[Collected data entries]
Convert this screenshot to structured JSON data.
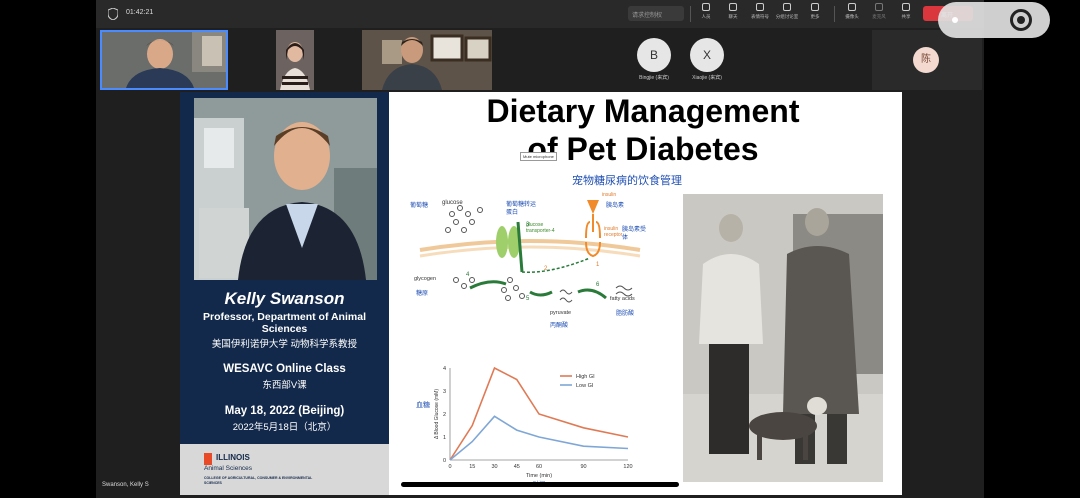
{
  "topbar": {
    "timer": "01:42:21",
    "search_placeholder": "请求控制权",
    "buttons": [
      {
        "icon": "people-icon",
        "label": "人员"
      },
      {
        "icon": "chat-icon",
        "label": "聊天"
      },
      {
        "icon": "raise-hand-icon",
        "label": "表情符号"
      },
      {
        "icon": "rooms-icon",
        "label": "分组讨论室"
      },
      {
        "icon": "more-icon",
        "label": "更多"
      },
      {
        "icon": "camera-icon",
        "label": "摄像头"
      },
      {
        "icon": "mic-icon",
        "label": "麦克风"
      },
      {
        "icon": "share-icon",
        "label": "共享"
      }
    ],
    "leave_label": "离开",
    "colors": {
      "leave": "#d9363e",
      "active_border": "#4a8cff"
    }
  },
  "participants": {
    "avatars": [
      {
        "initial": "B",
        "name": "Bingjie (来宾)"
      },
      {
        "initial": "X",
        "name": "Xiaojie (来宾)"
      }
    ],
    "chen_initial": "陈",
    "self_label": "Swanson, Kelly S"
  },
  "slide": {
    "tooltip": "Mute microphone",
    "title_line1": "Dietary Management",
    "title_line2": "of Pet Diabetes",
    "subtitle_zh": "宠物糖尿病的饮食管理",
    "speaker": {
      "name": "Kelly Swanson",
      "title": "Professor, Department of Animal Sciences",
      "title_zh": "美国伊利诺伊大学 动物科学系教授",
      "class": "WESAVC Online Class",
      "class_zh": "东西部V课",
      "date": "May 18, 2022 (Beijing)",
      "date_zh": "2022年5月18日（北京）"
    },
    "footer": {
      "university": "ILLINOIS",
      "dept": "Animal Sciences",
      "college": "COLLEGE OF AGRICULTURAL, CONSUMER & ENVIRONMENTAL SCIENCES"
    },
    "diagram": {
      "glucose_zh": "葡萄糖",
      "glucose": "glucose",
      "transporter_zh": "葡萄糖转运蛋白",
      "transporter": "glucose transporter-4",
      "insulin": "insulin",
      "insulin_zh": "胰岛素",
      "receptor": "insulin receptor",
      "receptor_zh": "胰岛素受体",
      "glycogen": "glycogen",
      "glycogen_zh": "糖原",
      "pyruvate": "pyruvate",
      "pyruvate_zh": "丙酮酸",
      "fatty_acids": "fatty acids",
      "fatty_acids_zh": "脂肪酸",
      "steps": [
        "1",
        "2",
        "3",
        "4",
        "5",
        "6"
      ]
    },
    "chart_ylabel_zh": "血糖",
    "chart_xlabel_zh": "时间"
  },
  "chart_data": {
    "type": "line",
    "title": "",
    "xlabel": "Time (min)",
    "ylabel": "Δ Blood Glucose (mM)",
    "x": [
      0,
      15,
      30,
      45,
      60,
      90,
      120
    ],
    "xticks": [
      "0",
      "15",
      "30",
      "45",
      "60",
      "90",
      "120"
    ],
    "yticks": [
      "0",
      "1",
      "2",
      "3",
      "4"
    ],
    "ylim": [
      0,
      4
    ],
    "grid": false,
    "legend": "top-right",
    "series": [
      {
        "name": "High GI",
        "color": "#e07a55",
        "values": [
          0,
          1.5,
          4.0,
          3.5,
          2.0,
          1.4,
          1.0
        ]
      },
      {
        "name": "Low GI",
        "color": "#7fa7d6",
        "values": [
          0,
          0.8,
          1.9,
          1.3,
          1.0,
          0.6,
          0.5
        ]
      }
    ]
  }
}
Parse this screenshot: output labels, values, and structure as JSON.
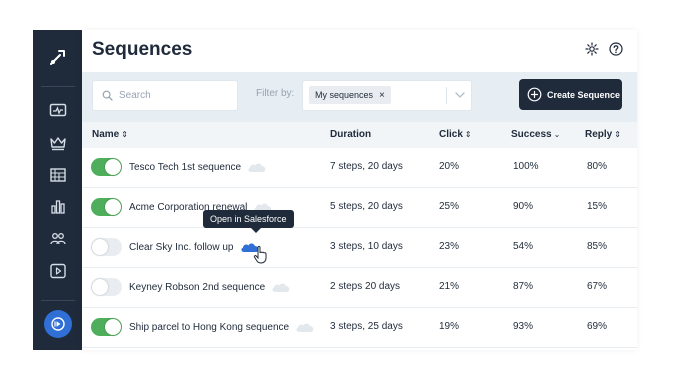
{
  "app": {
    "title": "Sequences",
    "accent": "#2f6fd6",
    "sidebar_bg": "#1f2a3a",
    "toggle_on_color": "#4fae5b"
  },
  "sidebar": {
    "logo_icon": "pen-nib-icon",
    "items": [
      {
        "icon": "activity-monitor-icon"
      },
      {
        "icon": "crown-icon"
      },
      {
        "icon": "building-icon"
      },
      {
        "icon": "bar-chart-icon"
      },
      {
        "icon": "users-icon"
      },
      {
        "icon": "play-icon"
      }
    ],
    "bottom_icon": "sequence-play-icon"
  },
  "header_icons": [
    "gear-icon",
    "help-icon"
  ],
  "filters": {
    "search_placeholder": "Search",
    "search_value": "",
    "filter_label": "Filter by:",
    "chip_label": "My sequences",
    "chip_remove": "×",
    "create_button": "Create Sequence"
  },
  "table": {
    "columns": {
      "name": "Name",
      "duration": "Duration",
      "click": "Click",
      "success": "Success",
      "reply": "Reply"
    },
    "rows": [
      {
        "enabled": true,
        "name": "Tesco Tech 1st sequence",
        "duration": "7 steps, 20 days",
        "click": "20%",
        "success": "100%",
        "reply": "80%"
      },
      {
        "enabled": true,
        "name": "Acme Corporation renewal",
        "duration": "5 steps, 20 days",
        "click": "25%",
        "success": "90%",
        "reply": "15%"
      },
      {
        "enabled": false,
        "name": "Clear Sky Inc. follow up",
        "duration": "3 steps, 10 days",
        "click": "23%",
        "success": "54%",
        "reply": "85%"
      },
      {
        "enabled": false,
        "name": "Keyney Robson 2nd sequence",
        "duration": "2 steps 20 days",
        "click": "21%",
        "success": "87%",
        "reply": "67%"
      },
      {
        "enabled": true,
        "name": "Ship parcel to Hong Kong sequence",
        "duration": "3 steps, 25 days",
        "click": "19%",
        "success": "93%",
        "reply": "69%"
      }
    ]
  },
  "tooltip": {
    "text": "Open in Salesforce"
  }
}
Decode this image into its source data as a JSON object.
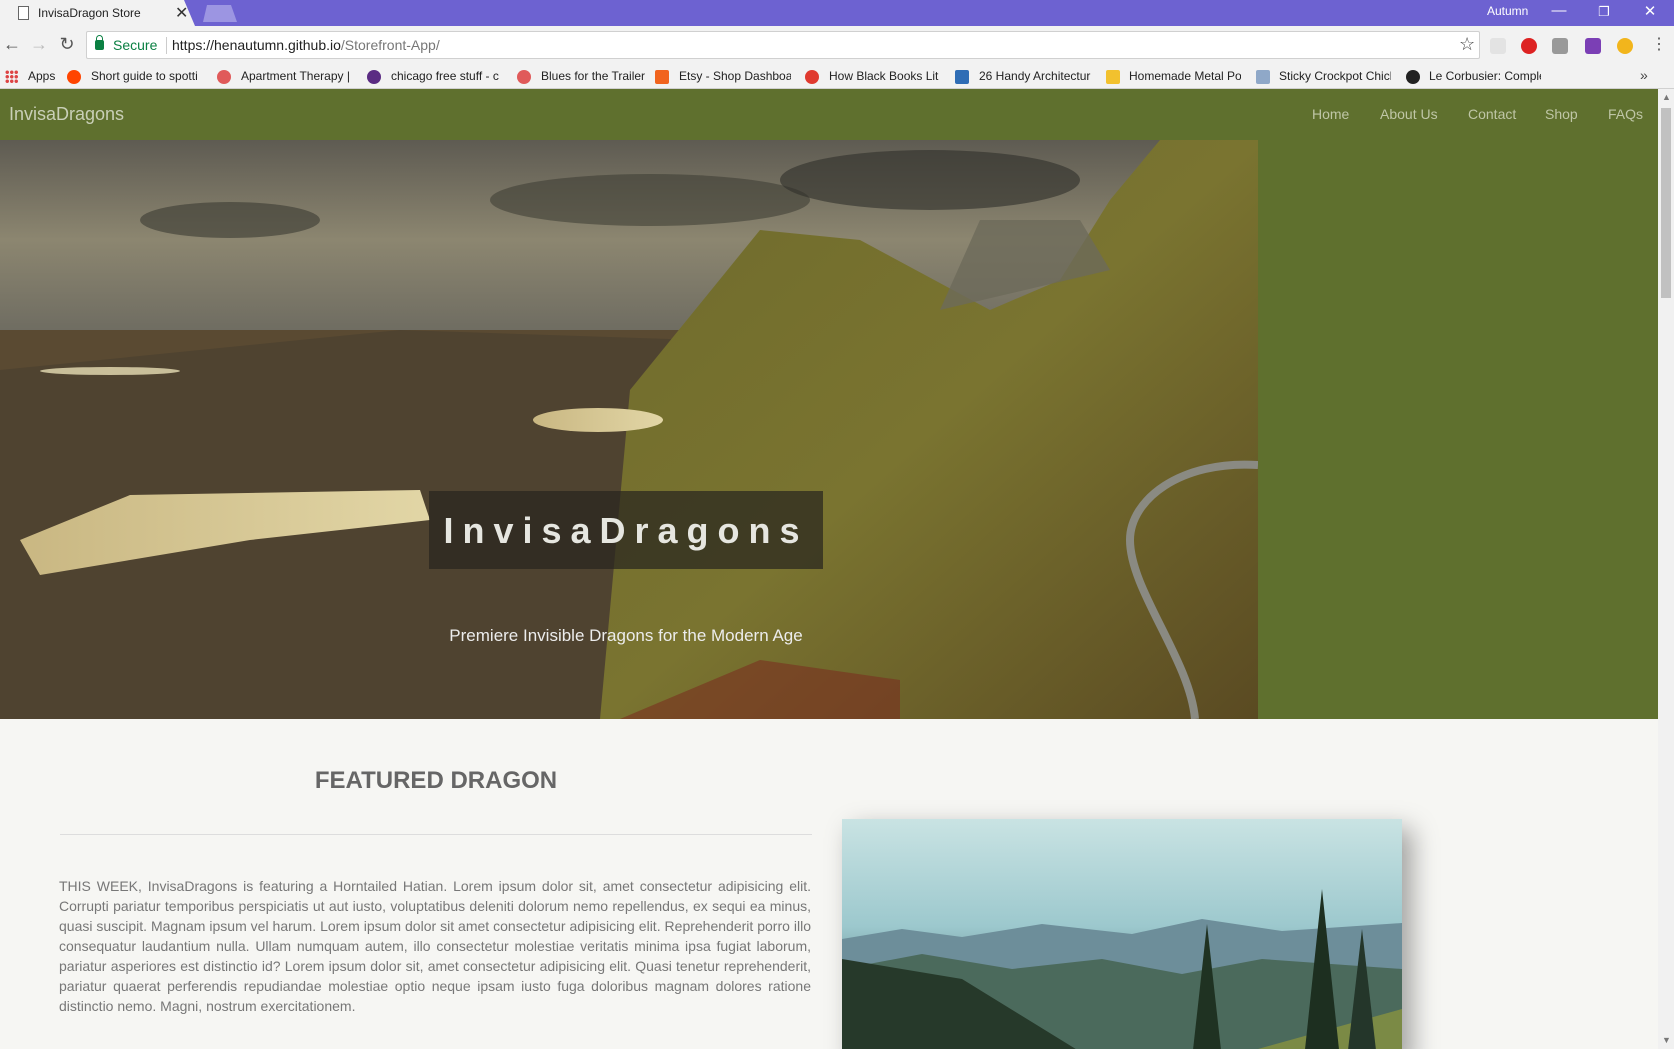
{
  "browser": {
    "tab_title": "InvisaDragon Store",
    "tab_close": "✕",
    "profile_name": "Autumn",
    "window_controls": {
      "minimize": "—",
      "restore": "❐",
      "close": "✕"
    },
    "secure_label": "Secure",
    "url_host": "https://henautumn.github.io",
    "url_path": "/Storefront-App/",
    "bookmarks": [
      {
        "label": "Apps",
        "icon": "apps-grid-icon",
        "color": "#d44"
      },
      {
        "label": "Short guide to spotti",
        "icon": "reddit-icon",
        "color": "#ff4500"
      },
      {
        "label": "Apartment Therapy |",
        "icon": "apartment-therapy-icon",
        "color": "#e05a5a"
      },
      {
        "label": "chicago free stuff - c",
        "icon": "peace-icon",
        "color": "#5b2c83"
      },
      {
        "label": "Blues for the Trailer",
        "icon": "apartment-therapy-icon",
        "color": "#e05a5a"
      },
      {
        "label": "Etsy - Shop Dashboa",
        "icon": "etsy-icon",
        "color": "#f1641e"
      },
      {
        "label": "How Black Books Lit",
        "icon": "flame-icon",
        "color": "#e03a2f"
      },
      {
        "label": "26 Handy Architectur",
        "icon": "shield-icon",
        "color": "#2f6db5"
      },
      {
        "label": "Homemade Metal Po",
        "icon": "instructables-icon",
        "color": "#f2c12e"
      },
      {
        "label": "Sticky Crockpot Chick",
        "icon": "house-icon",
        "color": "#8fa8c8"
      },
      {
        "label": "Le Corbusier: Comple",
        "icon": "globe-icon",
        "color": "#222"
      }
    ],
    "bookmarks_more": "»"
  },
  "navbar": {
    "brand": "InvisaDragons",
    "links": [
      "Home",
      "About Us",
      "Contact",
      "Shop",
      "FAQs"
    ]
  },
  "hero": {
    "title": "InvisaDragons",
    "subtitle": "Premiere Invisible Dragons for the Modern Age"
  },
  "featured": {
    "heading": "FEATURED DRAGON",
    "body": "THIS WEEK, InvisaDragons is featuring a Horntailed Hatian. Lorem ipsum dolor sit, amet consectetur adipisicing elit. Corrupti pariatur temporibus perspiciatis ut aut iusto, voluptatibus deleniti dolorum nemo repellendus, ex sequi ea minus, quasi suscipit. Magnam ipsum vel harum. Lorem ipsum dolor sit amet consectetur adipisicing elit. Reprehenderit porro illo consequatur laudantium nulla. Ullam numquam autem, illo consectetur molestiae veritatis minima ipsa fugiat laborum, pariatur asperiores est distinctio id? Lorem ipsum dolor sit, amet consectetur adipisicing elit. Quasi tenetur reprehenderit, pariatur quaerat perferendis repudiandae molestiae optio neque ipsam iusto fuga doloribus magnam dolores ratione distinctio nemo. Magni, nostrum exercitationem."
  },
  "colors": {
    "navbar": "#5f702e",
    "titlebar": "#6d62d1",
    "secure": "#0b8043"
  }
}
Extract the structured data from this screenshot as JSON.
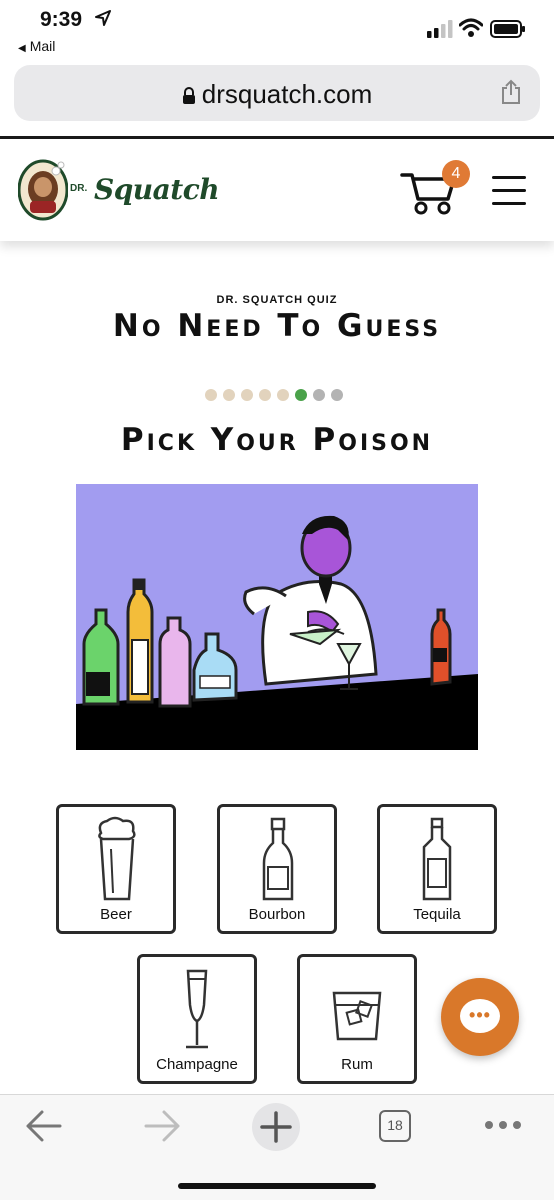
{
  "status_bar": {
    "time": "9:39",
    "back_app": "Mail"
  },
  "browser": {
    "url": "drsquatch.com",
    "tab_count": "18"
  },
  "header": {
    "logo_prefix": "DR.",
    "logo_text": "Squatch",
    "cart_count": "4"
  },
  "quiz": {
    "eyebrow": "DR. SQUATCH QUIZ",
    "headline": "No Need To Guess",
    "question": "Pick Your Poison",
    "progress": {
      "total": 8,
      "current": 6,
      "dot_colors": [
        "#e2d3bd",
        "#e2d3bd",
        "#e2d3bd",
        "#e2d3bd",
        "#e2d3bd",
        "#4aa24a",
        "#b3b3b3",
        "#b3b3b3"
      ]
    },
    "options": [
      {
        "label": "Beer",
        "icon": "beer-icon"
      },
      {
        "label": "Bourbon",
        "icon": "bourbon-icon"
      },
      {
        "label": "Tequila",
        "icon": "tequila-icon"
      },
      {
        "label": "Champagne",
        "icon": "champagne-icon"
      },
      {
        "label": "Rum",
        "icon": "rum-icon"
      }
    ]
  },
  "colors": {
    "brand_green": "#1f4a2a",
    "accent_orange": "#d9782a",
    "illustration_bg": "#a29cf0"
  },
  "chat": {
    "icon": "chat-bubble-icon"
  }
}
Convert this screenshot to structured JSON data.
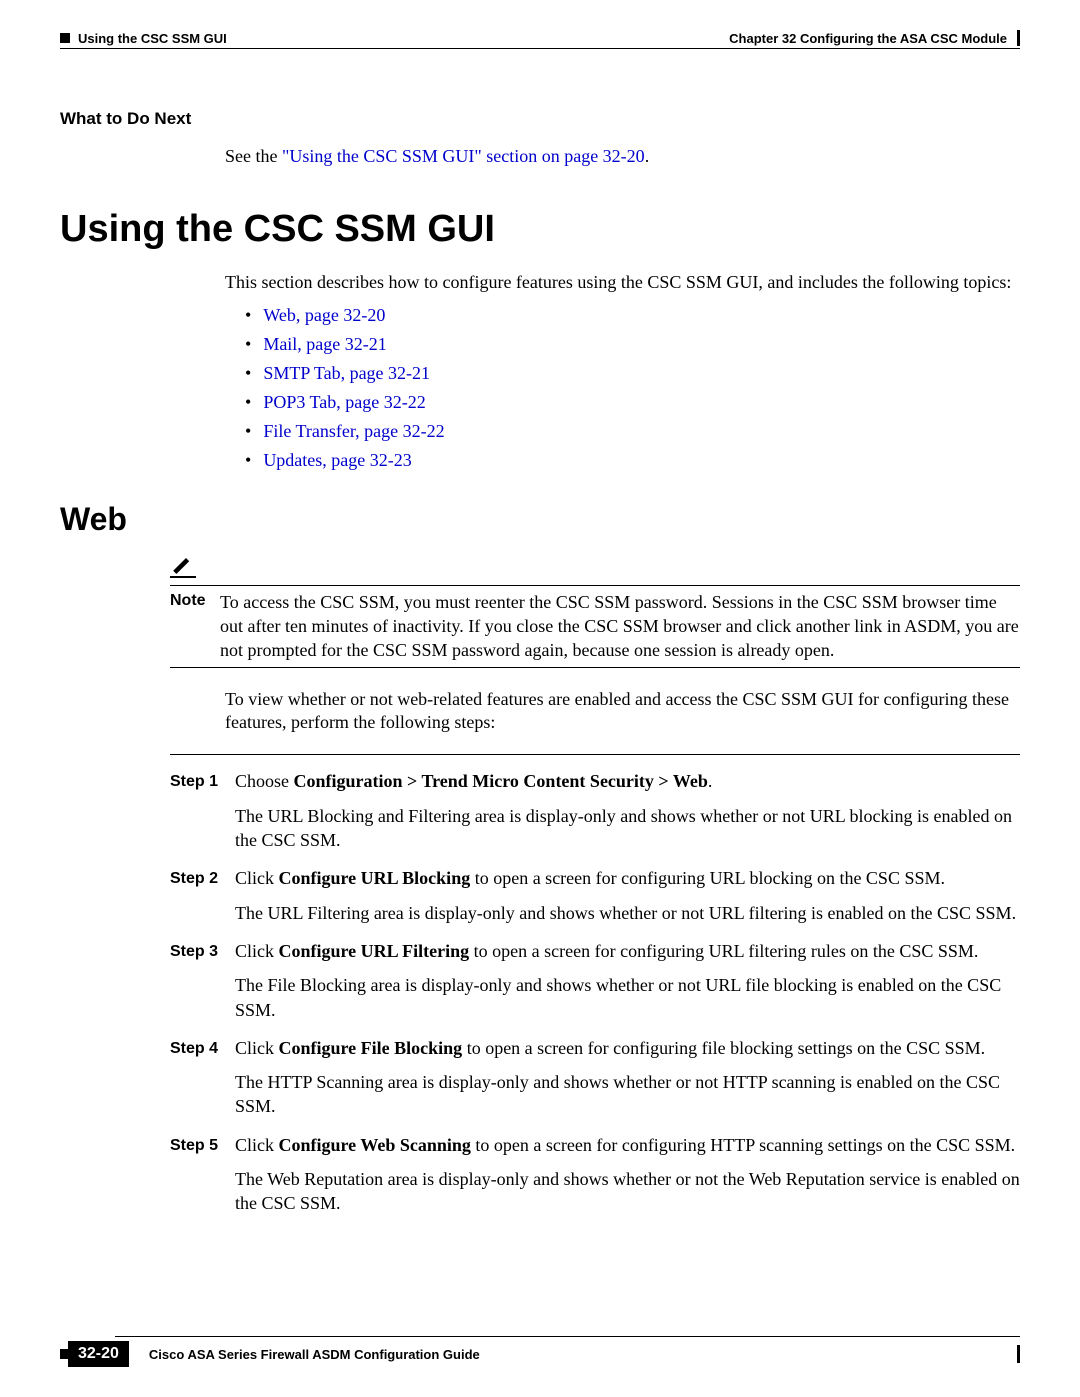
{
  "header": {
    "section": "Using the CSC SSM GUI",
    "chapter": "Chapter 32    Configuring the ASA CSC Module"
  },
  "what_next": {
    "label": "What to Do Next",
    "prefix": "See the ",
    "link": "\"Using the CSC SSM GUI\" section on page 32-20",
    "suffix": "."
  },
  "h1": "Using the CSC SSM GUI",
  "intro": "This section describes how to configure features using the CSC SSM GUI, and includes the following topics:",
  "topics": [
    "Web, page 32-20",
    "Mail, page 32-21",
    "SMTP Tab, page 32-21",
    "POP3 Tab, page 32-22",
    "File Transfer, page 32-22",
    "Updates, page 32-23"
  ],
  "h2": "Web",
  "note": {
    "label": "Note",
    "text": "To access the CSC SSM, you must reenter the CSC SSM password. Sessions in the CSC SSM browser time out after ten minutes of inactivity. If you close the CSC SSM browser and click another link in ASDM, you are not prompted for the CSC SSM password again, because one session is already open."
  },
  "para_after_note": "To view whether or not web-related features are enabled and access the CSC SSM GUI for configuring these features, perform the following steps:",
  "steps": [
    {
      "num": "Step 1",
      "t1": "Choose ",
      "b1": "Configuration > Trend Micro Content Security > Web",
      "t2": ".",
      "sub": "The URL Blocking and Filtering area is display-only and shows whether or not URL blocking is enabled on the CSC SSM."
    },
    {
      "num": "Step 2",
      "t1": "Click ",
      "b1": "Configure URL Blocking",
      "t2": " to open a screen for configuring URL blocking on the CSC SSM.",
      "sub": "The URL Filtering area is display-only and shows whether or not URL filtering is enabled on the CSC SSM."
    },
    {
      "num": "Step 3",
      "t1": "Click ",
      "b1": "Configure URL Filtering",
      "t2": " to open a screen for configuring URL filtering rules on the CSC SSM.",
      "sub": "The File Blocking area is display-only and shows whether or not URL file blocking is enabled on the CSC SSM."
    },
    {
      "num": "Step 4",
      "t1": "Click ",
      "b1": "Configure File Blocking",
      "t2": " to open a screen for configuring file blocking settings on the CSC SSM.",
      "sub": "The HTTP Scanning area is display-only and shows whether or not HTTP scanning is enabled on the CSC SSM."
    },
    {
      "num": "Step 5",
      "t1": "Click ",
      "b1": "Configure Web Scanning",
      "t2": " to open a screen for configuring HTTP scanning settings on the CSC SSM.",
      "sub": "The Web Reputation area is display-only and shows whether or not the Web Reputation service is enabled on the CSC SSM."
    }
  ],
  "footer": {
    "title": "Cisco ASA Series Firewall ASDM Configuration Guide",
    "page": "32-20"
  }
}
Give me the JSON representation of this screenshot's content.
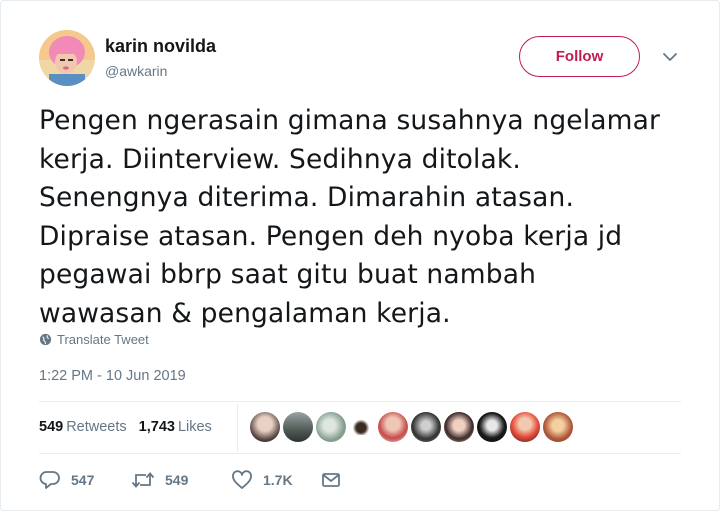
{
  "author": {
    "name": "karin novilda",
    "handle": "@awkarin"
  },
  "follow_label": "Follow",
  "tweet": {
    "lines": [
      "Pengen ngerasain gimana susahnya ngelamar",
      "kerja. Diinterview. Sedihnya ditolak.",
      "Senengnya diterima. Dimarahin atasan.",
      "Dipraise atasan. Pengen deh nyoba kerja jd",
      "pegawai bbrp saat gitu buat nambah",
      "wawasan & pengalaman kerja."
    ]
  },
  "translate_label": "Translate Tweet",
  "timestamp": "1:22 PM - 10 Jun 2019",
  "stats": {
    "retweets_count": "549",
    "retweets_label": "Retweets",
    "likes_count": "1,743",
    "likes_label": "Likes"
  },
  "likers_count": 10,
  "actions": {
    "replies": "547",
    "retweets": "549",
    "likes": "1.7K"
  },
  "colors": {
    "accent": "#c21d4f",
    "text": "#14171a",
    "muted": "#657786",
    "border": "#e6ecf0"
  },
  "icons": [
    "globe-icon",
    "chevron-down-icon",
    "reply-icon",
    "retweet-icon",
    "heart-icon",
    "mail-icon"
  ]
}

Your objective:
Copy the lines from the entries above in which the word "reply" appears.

Solution below:
      "reply": "Reply"
        "reply": "80%"
        "reply": "15%"
        "reply": "85%"
        "reply": "67%"
        "reply": "69%"
    "reply-icon",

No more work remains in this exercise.